→ THE TASK: The answer must be one number: how many lines of the records contain "getVelocidadeAtual".

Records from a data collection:
------------------------------------------------------------------------
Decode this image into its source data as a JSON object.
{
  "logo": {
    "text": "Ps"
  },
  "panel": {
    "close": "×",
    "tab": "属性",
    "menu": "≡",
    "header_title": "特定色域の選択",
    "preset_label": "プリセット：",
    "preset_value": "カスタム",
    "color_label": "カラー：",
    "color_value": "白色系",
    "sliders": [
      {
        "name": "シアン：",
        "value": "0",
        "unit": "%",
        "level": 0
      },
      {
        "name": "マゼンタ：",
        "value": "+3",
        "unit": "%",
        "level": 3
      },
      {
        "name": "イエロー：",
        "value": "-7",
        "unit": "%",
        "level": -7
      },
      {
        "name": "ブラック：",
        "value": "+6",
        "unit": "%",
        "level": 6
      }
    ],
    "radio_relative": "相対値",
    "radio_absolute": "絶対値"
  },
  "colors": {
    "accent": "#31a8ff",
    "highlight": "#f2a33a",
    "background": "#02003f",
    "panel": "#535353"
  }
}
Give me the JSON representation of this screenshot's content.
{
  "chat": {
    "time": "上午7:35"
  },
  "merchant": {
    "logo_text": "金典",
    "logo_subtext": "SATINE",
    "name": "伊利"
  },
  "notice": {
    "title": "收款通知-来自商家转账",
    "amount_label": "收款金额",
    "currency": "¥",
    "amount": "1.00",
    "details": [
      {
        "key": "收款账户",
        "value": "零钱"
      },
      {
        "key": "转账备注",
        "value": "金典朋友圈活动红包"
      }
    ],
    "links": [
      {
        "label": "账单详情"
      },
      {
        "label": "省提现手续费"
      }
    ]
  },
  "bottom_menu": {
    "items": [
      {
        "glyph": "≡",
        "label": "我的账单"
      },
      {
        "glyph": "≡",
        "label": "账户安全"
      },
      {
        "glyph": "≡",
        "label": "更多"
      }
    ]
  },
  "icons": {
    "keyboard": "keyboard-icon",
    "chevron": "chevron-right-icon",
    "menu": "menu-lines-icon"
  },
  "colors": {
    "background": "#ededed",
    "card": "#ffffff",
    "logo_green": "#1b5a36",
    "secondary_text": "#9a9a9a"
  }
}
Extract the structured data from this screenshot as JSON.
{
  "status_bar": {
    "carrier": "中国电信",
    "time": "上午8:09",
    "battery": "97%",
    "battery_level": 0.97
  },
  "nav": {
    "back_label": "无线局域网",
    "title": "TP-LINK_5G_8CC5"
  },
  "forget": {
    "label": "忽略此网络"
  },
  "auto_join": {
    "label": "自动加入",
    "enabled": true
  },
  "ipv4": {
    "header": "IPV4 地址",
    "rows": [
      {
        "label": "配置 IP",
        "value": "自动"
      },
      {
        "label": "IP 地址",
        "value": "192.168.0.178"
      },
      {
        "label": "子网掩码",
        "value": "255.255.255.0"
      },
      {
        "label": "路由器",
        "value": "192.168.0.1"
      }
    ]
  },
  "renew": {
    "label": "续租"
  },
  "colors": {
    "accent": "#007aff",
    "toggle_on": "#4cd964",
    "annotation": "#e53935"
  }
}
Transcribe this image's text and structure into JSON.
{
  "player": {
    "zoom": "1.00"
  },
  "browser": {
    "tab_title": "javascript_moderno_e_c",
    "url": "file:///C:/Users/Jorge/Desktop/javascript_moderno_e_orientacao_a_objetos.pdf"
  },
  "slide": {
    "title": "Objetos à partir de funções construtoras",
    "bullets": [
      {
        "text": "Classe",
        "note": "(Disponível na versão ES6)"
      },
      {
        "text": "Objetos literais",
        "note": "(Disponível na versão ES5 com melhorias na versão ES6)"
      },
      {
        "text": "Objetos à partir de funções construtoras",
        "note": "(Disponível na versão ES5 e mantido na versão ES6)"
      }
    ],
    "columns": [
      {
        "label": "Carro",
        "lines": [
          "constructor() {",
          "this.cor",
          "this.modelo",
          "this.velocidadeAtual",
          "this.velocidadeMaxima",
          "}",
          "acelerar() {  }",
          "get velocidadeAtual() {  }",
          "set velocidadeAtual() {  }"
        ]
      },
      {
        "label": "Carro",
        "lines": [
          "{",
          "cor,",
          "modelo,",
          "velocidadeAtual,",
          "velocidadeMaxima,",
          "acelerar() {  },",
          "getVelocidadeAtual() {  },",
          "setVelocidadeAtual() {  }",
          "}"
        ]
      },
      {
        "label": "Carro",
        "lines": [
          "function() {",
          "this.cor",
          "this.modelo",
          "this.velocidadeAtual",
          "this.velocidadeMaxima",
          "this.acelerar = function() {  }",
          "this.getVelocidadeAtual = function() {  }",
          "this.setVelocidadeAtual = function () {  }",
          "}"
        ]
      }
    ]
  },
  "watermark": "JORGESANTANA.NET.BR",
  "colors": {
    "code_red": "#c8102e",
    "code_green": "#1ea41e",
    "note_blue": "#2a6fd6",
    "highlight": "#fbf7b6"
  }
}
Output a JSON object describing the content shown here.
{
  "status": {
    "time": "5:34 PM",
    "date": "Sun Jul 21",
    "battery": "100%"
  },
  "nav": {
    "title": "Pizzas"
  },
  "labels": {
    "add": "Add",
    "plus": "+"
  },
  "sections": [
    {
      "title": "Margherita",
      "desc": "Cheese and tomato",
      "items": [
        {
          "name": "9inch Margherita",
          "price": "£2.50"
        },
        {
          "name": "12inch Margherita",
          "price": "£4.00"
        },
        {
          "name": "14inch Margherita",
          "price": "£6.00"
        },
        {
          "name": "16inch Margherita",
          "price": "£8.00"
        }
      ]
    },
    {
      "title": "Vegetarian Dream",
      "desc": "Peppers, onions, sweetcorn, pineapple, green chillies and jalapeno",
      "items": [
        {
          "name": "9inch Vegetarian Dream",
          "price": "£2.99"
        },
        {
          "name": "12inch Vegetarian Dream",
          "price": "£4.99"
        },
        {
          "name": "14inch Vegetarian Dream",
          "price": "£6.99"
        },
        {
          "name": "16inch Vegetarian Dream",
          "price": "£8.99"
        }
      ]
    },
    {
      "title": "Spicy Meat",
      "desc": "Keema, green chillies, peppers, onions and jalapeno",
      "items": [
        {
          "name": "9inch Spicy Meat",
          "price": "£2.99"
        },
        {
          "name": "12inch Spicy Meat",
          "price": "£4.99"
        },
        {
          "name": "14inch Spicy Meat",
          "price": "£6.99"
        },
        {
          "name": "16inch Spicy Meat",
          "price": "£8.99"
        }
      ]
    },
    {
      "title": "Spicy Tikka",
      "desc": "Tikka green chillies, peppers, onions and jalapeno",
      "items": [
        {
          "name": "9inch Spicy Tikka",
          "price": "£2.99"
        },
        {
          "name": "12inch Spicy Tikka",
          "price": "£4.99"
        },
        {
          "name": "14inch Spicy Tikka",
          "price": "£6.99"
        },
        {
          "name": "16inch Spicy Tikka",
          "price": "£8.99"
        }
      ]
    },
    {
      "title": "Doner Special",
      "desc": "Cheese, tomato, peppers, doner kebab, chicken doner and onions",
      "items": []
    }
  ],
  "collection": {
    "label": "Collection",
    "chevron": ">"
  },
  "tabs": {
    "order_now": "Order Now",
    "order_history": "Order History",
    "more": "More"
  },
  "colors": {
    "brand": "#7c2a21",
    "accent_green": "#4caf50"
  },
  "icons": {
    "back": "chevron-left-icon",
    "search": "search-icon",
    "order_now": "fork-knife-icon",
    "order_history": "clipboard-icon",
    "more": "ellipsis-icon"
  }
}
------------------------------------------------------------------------
→ SOLVED PROBLEM: 2